NEW YORK – With rank-and-file players beyond those on the National Basketball Players Association’s executive council attending, the negotiating session Tuesday of a new NBA collective bargaining agreement was living up to its billing as the most critical one yet.
In addition to the union officers – along with all the other owners, lawyers, NBPA executive director Billy Hunter and staffers in the room at a midtown Manhattan hotel – at least four players attended the talks. Tony Parker of the San Antonio Spurs, Arron Afflalo of the Denver Nuggets and the Atlanta Hawks’ Al Horford and Zaza Pachulia showed up for the session.
Beginning at 11 a.m. EDT, this meeting has been portrayed by NBA commissioner David Stern as pivotal in the two sides’ ability to get a deal before the June 30 expiration of the current CBA. At their last meeting, on Friday, the owners made what they considered to be a significant concession by dropping their fight against guaranteed contracts. Stern said he and the owners expected a counterproposal from the union on par with that.
This is a hectic week for the NBA, with the annual June draft set for Thursday night in Newark, just across the Hudson River from labor talks that – if they aren’t fruitful – could delay those rookies’ debuts for an indefinite period of time. The league canceled the Las Vegas Summer League Friday and similar events and business could fall victim to the “rolling horizon” if talks drag on.
The two sides remain far apart on a variety of issues covering both the split of NBA revenues and the system under which they conduct business.
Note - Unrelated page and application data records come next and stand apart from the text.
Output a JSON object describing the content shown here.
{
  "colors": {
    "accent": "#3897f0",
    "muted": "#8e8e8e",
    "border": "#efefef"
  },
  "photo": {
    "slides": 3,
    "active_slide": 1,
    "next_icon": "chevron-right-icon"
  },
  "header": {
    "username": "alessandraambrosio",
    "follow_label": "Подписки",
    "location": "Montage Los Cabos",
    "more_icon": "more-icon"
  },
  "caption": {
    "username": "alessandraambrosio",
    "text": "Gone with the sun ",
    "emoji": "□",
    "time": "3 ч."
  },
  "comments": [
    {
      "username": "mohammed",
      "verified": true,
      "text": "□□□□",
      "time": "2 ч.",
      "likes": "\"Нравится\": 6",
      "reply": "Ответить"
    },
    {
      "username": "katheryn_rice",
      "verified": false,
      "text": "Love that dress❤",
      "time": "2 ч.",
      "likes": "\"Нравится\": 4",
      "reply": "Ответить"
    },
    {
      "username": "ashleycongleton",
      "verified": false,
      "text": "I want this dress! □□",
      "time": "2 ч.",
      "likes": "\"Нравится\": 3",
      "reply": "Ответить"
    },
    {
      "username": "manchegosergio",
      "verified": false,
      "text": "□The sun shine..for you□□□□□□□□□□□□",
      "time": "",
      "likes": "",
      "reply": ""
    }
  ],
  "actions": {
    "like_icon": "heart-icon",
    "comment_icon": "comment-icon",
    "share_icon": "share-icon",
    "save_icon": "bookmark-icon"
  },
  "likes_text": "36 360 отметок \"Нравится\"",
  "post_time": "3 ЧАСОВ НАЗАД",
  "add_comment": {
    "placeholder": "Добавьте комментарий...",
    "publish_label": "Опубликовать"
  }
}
The owners have been seeking a hard salary cap similar to that used in the NFL and the NHL, a reduction in contract lengths and a more favorable cut of revenues, currently a 57-to-43 percent split favoring the players.
The union has balked at demands that would slash total player compensation by about $750 million from its current $2.1 billion. It so far has refused the concept of a hard cap. And it feels that the owners’ financial problems – 22 of the league’s 30 teams allegedly are losing money – can be addressed in part by enhanced revenue sharing, lessening the burden on the players.
The best news for fans, under this mostly gloomy cloud, is that the sides seem committed to the face-to-face sessions. Stern indicated last week that talks might continue daily, with union reps scheduled to be in New York Thursday anyway. Come Friday, they’ll be one week away from a potential lockout, which could quicken the pace further.
“We’ve even been known to work weekends around here,” Stern had said. “It’s not called for yet, but everyone is flexible.”